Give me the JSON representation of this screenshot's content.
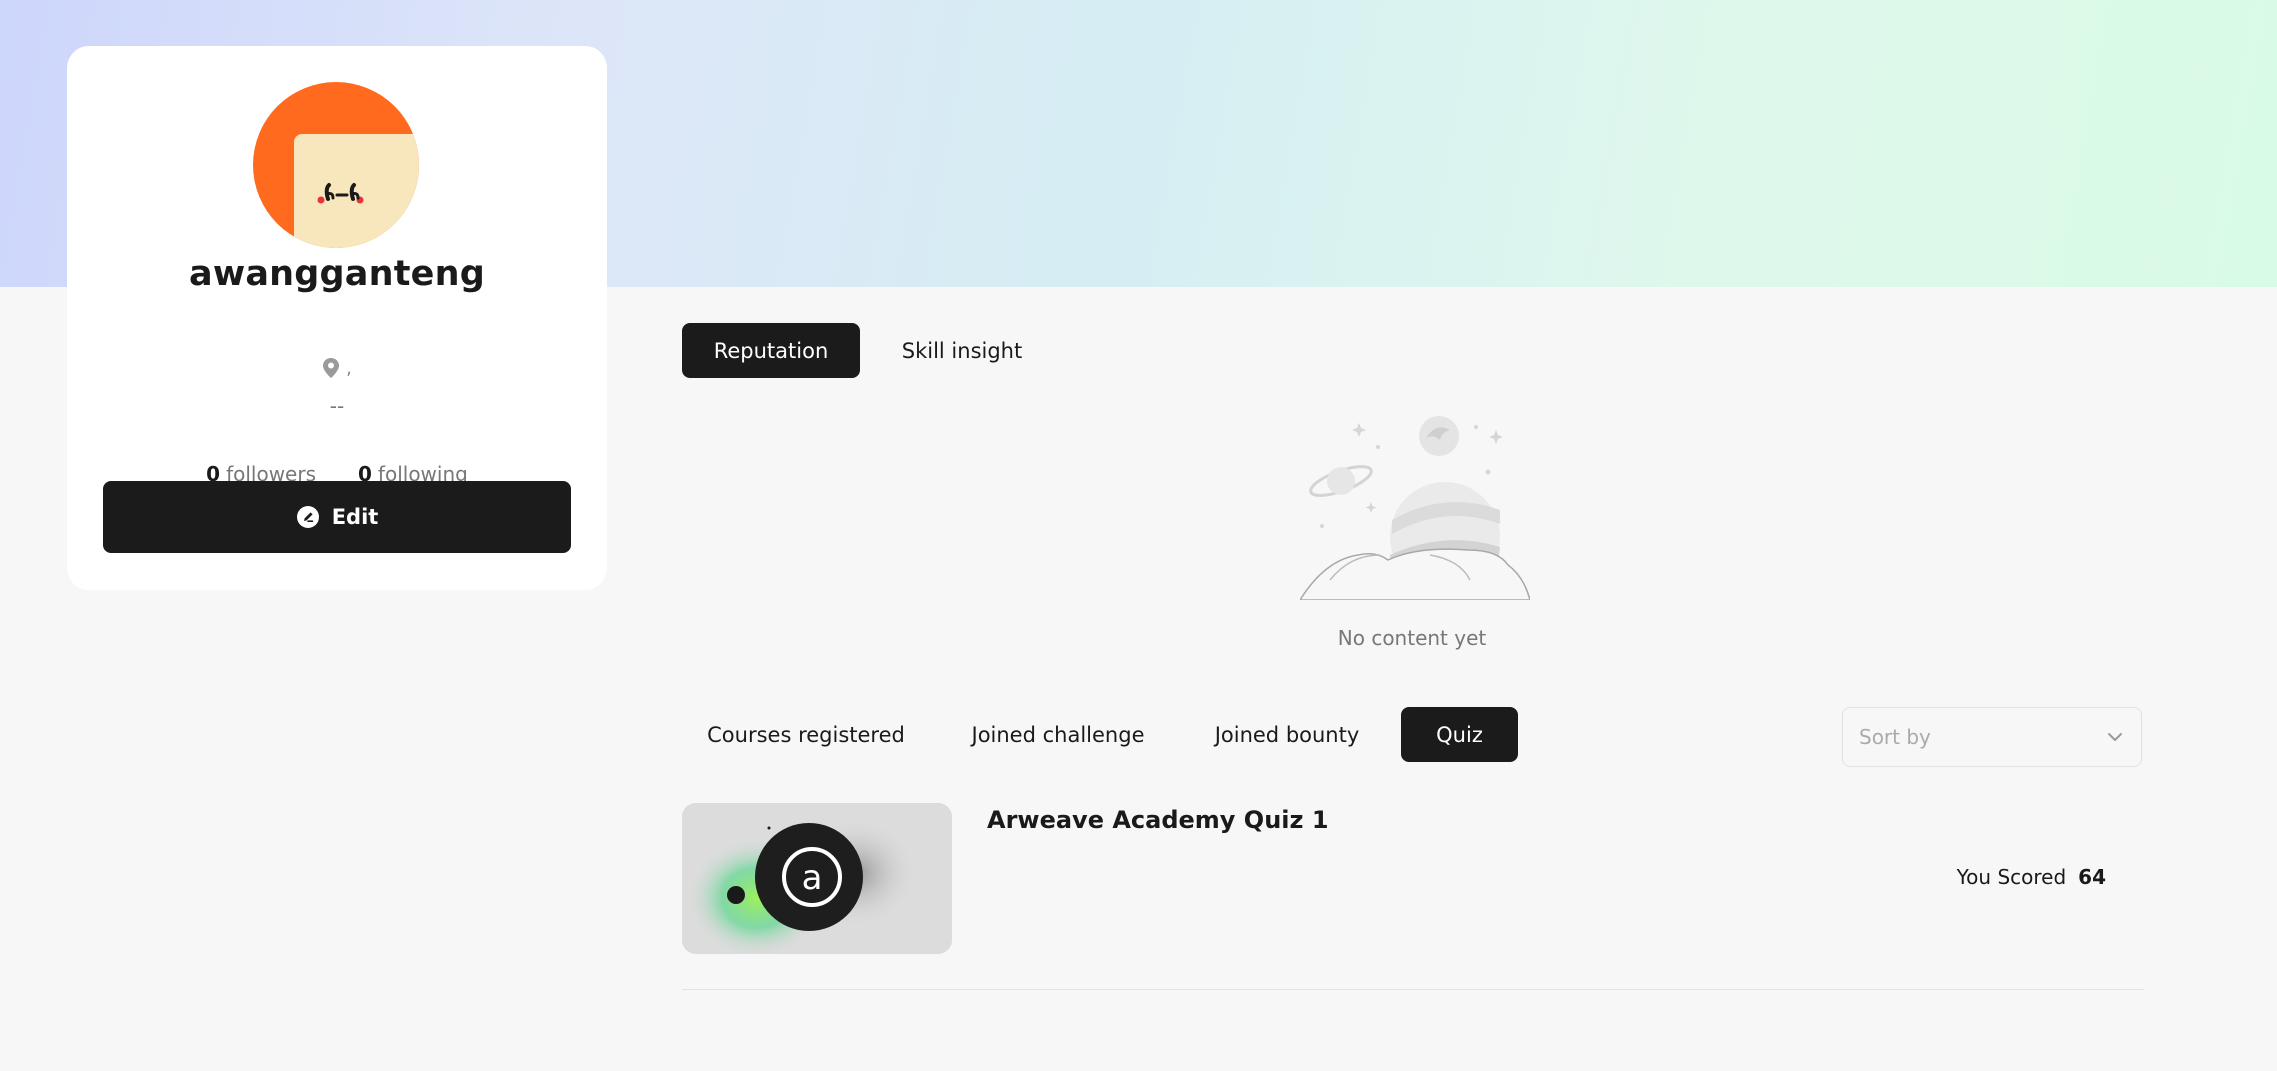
{
  "profile": {
    "username": "awangganteng",
    "location": ",",
    "bio": "--",
    "followers_count": "0",
    "followers_label": "followers",
    "following_count": "0",
    "following_label": "following",
    "edit_label": "Edit",
    "avatar_colors": {
      "background": "#ff6a1f",
      "face": "#f8e7bc"
    }
  },
  "top_tabs": [
    {
      "label": "Reputation",
      "active": true
    },
    {
      "label": "Skill insight",
      "active": false
    }
  ],
  "empty_state": {
    "text": "No content yet",
    "icon": "empty-planet-illustration"
  },
  "content_tabs": [
    {
      "label": "Courses registered",
      "active": false
    },
    {
      "label": "Joined challenge",
      "active": false
    },
    {
      "label": "Joined bounty",
      "active": false
    },
    {
      "label": "Quiz",
      "active": true
    }
  ],
  "sort": {
    "placeholder": "Sort by",
    "icon": "chevron-down-icon"
  },
  "quizzes": [
    {
      "title": "Arweave Academy Quiz 1",
      "score_label": "You Scored",
      "score": "64",
      "thumb_icon": "arweave-logo-icon"
    }
  ],
  "colors": {
    "accent_dark": "#1b1b1b",
    "banner_start": "#cdd6fb",
    "banner_end": "#d8fbe6"
  }
}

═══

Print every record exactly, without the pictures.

**THE COMPLETED TASK:**
Give me the JSON representation of this screenshot's content.
{
  "profile": {
    "username": "awangganteng",
    "location": ",",
    "bio": "--",
    "followers_count": "0",
    "followers_label": "followers",
    "following_count": "0",
    "following_label": "following",
    "edit_label": "Edit",
    "avatar_colors": {
      "background": "#ff6a1f",
      "face": "#f8e7bc"
    }
  },
  "top_tabs": [
    {
      "label": "Reputation",
      "active": true
    },
    {
      "label": "Skill insight",
      "active": false
    }
  ],
  "empty_state": {
    "text": "No content yet",
    "icon": "empty-planet-illustration"
  },
  "content_tabs": [
    {
      "label": "Courses registered",
      "active": false
    },
    {
      "label": "Joined challenge",
      "active": false
    },
    {
      "label": "Joined bounty",
      "active": false
    },
    {
      "label": "Quiz",
      "active": true
    }
  ],
  "sort": {
    "placeholder": "Sort by",
    "icon": "chevron-down-icon"
  },
  "quizzes": [
    {
      "title": "Arweave Academy Quiz 1",
      "score_label": "You Scored",
      "score": "64",
      "thumb_icon": "arweave-logo-icon"
    }
  ],
  "colors": {
    "accent_dark": "#1b1b1b",
    "banner_start": "#cdd6fb",
    "banner_end": "#d8fbe6"
  }
}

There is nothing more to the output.